  • Varicocele. A very common condition, this is a blockage of the veins that drain the testicles. A backup of blood in these veins can cause swelling. This can cause lumps in the testicles and might lead to infertility.
  • Inguinal Hernia. This type of hernia happens when soft tissue, usually part of the intestines or the abdominal wall lining, pushes through a weak part of the abdominal wall. The bulge created by this can be painful and make it look as though your testicles are swollen. Surgeries for hernias are routine and often solve the problem.
  • Orchitis. This is an inflammation and swelling of one or both testicles. It is usually caused by an infection or virus, such as mumps. It can also be caused by infections of the prostate or epididymis, or some sexually transmitted diseases. The swelling is usually accompanied by pain and doesn't resolve on its own.
  • Testicular Torsion. This is a very painful condition in which the testes are twisted inside the scrotal sac. This can happen after an injury or strenuous exercise, or it might happen spontaneously. The result is significant pain. This condition requires immediate treatment.
  • STDs. Sexually transmitted diseases such as gonorrhea or chlamydia can cause swelling and pain in the testicles. There are usually other symptoms, such as burning upon urination, unusual discharge, and an urge to urinate frequently.
  • Urethritis. An infection in the urinary tract can lead to swelling of the penis and testicles. It can also lead to blood in the urine, painful urination, constant urge to urinate and discharge from the penis.
  • Testicular Cancer. Swollen testicles are the most common symptom of testicular cancer. That's why it is important to get any persistent swelling checked out by a doctor; but remember, not all cases of swelling mean something as serious as cancer.

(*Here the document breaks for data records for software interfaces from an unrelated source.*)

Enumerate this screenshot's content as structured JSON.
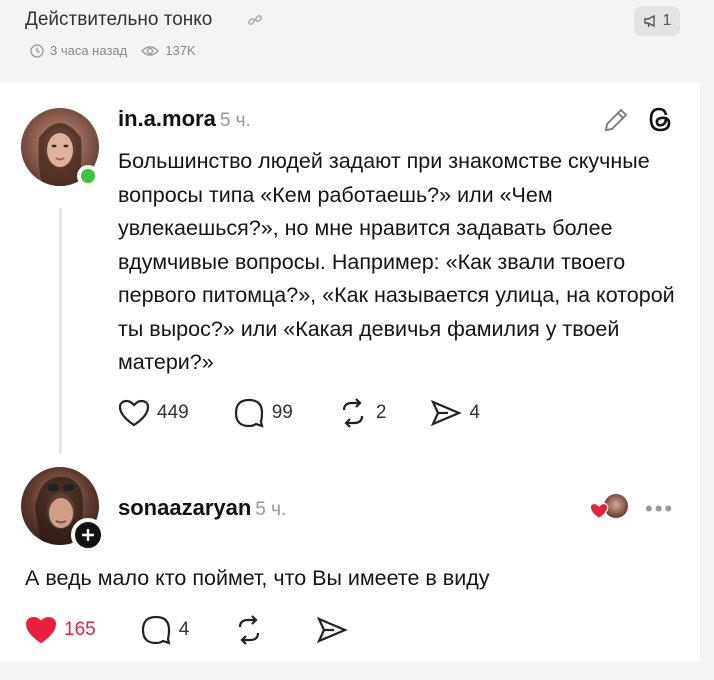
{
  "header": {
    "title": "Действительно тонко",
    "badge_count": "1",
    "time_ago": "3 часа назад",
    "views": "137K"
  },
  "post": {
    "username": "in.a.mora",
    "time": "5 ч.",
    "text": "Большинство людей задают при знакомстве скучные вопросы типа «Кем работаешь?» или «Чем увлекаешься?», но мне нравится задавать более вдумчивые вопросы. Например: «Как звали твоего первого питомца?», «Как называется улица, на которой ты вырос?» или «Какая девичья фамилия у твоей матери?»",
    "likes": "449",
    "comments": "99",
    "reposts": "2",
    "shares": "4"
  },
  "reply": {
    "username": "sonaazaryan",
    "time": "5 ч.",
    "text": "А ведь мало кто поймет, что Вы имеете в виду",
    "likes": "165",
    "comments": "4",
    "menu": "•••"
  },
  "colors": {
    "accent_red": "#e8203d",
    "online_green": "#3cc43c",
    "muted": "#999999"
  },
  "icons": [
    "link-icon",
    "megaphone-icon",
    "clock-icon",
    "eye-icon",
    "edit-icon",
    "threads-icon",
    "heart-icon",
    "comment-icon",
    "repost-icon",
    "share-icon",
    "plus-icon"
  ]
}
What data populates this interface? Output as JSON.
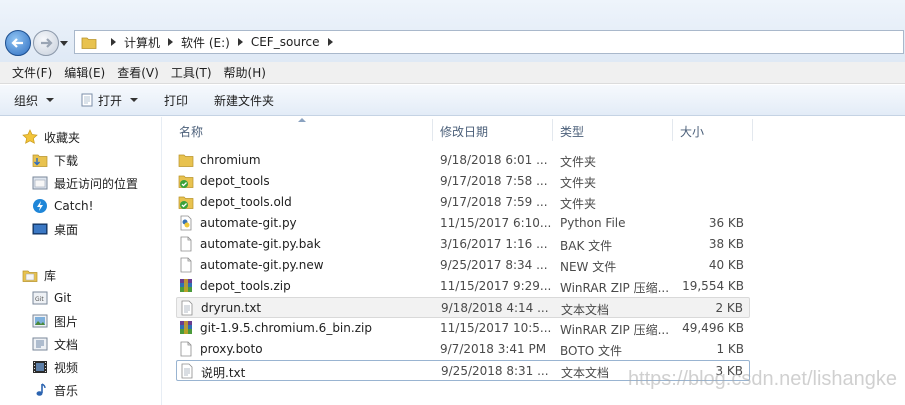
{
  "address": {
    "crumbs": [
      "计算机",
      "软件 (E:)",
      "CEF_source"
    ]
  },
  "menu": [
    "文件(F)",
    "编辑(E)",
    "查看(V)",
    "工具(T)",
    "帮助(H)"
  ],
  "toolbar": {
    "organize": "组织",
    "open": "打开",
    "print": "打印",
    "new_folder": "新建文件夹"
  },
  "nav": {
    "favorites": "收藏夹",
    "downloads": "下载",
    "recent": "最近访问的位置",
    "catch": "Catch!",
    "desktop": "桌面",
    "libraries": "库",
    "git": "Git",
    "pictures": "图片",
    "documents": "文档",
    "videos": "视频",
    "music": "音乐"
  },
  "columns": {
    "name": "名称",
    "date": "修改日期",
    "type": "类型",
    "size": "大小"
  },
  "files": [
    {
      "icon": "folder-icon",
      "name": "chromium",
      "date": "9/18/2018 6:01 ...",
      "type": "文件夹",
      "size": ""
    },
    {
      "icon": "folder-check-icon",
      "name": "depot_tools",
      "date": "9/17/2018 7:58 ...",
      "type": "文件夹",
      "size": ""
    },
    {
      "icon": "folder-check-icon",
      "name": "depot_tools.old",
      "date": "9/17/2018 7:59 ...",
      "type": "文件夹",
      "size": ""
    },
    {
      "icon": "python-file-icon",
      "name": "automate-git.py",
      "date": "11/15/2017 6:10...",
      "type": "Python File",
      "size": "36 KB"
    },
    {
      "icon": "blank-file-icon",
      "name": "automate-git.py.bak",
      "date": "3/16/2017 1:16 ...",
      "type": "BAK 文件",
      "size": "38 KB"
    },
    {
      "icon": "blank-file-icon",
      "name": "automate-git.py.new",
      "date": "9/25/2017 8:34 ...",
      "type": "NEW 文件",
      "size": "40 KB"
    },
    {
      "icon": "archive-icon",
      "name": "depot_tools.zip",
      "date": "11/15/2017 9:29...",
      "type": "WinRAR ZIP 压缩...",
      "size": "19,554 KB"
    },
    {
      "icon": "text-file-icon",
      "name": "dryrun.txt",
      "date": "9/18/2018 4:14 ...",
      "type": "文本文档",
      "size": "2 KB"
    },
    {
      "icon": "archive-icon",
      "name": "git-1.9.5.chromium.6_bin.zip",
      "date": "11/15/2017 10:5...",
      "type": "WinRAR ZIP 压缩...",
      "size": "49,496 KB"
    },
    {
      "icon": "blank-file-icon",
      "name": "proxy.boto",
      "date": "9/7/2018 3:41 PM",
      "type": "BOTO 文件",
      "size": "1 KB"
    },
    {
      "icon": "text-file-icon",
      "name": "说明.txt",
      "date": "9/25/2018 8:31 ...",
      "type": "文本文档",
      "size": "3 KB"
    }
  ],
  "watermark": "https://blog.csdn.net/lishangke"
}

Since swollen testicles can be caused by so many different things, it is very important to see a doctor for swollen testicles that don't quickly get better on their own. A doctor will run several tests to determine whether you need treatment at a hospital or clinic, or whether you can treat the problem at home.

Treatments for Swollen Testicles

You can't begin proper treatment until you know what you are treating. Speak with your doctor to figure out the cause of the problem, including what treatments you can use to help relieve the swelling. Some issues with swollen testicles can be taken care of at home. Here are a few steps to help you find relief.

  • Treat Underlying Conditions. Once you know the cause, it pays to understand the exact treatments available and which one you want to use. Antibiotics and other medications might be ordered.
  • Rest and Relieve. There are many ways to relieve the swelling at home. Rest matters. Try to rest with your pelvis elevated, thus keeping your testicles higher than your heart. You can also use cold packs to help relieve swelling. Over the counter medications can help. Don't forget to follow up with your doctor to make sure there is no lasting damage.

Swollen Testicles in Babies

Young babies might often have swollen testicles. If it happens within a few days after birth, there is usually no need to worry. That's just excess fluid in your baby's body, and it will soon be flushed out.

If only one testicle is swollen, your baby might be suffering from a hydrocele. This will likely go away by your child's first birthday. It likely won't cause him any pain, but always check with the doctor to make sure everything is okay.

If there is a hard lump in your baby's scrotum that gets larger when he cries, he might have a hernia. About 4% of boys are born with this condition. Minor surgery might be required to solve the problem. Again, be sure to speak to your doctor immediately if you notice this type of swelling.